The jury's still out on how the US government views the decision by the South African Parliament to amend the Constitution to allow expropriation of land without compensation. By PETER FABRICIUS.
Acting US assistant secretary of state for Africa, Donald Yamamoto avoided a direct answer to the question about whether or not the US thought the decision on land would hurt US investment to South Africa.
"I don't think I can make a definitive comment at this stage," he said on Monday, while briefing African journalists on US Secretary of State Rex Tillerson's first official visit to the continent starting on Tuesday.
But Yamamoto did add that for the US, as for a number of other countries, South Africa was the number one country in Africa.
"And so however South Africa deals on trade and investment will affect the rest of the continent.

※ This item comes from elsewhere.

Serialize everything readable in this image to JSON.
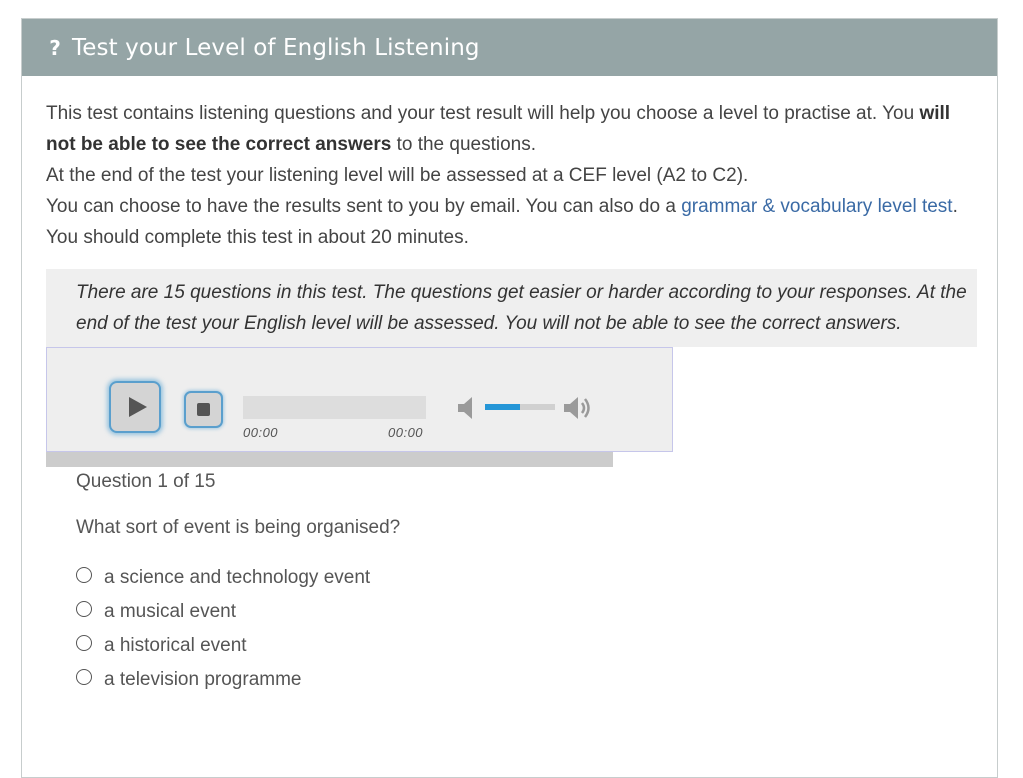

And so we continue to work there, our American Chamber of Commerce will have consultations on a whole host of issues and challenges that will be coming up in our relationship.
"But I'm very positive on South Africa; it's a very important country and it's been a leading country on a lot of developments.
"Our investment from...